Steve Daunt would like political parties to wake up to the real cost of living with a disability
As a disabled person who is employed, I know that the majority of disabled people in Ireland are not as lucky. For that reason I completely understand the heavy influence on ensuring disabled people have strong social protection. Even then, the promise of an extra €20 over the lifetime of a Dáil does not strike me as amazing. Is that the way to address the real costs faced by disabled people?
Back in November, Disability Federation of Ireland had primed its members with a list of demands ahead of Election 2016 and was determined to get them noticed.
The organisation is responsible for the Disable Inequality campaign. One aspect of the campaign was asking people to put three simple questions to any of the canvassers who came-a-knocking, these three questions, and the logic behind them, were:
1. The appointment of a full Minister for Disability Inclusion.

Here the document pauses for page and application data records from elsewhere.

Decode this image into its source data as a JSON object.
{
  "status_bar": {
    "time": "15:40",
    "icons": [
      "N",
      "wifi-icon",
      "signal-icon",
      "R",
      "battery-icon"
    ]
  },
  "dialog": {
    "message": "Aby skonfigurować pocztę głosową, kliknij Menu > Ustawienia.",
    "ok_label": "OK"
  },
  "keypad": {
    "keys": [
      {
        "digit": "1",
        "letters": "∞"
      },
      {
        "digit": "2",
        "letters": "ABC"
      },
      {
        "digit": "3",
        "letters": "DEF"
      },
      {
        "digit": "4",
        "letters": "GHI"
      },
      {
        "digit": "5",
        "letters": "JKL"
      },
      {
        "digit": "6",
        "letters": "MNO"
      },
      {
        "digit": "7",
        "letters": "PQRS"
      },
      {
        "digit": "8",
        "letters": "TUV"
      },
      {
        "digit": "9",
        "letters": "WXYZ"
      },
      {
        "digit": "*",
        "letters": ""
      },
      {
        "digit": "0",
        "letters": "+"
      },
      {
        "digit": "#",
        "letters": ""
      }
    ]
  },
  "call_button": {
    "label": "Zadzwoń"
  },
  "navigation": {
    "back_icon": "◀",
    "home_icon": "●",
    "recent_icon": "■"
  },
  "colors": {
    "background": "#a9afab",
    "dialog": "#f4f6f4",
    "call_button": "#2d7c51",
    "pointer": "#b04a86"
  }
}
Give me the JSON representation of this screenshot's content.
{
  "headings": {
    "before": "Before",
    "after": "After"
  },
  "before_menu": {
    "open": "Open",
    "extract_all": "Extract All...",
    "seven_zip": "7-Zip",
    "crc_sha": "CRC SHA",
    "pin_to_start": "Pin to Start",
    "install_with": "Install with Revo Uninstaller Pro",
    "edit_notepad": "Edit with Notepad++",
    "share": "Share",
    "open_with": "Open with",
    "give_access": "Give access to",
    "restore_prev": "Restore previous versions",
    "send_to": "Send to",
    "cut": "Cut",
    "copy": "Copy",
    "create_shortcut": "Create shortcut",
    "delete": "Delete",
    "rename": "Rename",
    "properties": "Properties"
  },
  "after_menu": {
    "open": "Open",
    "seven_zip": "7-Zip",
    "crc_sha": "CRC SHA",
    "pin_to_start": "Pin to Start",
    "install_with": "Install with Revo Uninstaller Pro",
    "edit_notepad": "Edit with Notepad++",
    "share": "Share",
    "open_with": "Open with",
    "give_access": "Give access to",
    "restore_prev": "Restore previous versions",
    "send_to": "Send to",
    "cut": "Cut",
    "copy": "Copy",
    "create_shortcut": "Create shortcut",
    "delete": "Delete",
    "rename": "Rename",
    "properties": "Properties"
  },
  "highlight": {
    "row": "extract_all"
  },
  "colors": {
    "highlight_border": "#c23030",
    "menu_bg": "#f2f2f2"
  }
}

This is the only way that government decisions across all departments – like employment or transport for example – will include the rights and needs of people with disabilities from the start. The Minister would also drive Ireland’s immediate ratification and implementation of the United Nations Convention on the Rights of People with Disabilities.
2. That people with disabilities have a fair income. Living with a disability means extra costs for people. The added burden of paying for extra heating, housing aids and transport leaves many Irish families struggling.
3. That people with disabilities have the same access to supports and services as everyone else. Everyday people with disabilities are denied access and excluded from basic employment, education, income and community services.
The other strand to the campaign is having disabled people telling their own stories about how inequality affects their lives. The 13 stories in the last 13 days of the campaign can be found at www.disableinequality.ie.
"Disability seems to be the part of the manifesto where they all go ga-ga and promise everything"
So what was the political response from parties?
To use an American phrase, it’s like mom’s apple pie. Disability seems to be the part of the manifesto where they all go ga-ga and promise everything. I mentioned ‘all’ but a quick look at the Anti-Austerity Alliance website leads me to think disabled people will have no part to play in any uprising of the proletariat. They don’t even take refuge in lumping disability into health.
To be fair, People Before Profit do have 11 points in their manifesto. Like everything in their manifesto, their starting point is a reversal of EVERY cut to disability services. Is that aspirational? Quite possibly. Then again any of the parties can be accused of that.
There is one thing which every party agrees on. They will all ratify the UN Convention on the Rights of Disabled People. This is great but don’t forget the convention has been in existence since 2005. Add in the fact that it was steered through by Irish experts then you can see how long anything positive might take.
From my perspective, I’m unsure whether any of the proposals would help me directly. Of course promises of accessible transport or a well-designed environment will help me in the long term but I also have costs associated with my disability.
So where does that leave us?
On the one hand every party has ticked the disability box but will it be transformed into reality? If we were to take all the manifestos at face value, then the attention to detail in the FG, SF and Social Democrat manifestos offer hope. Again, his comes with the health warning that, for now, they are just promises.
Will the next government disable inequality?
Ask me in a little while – or at the next election...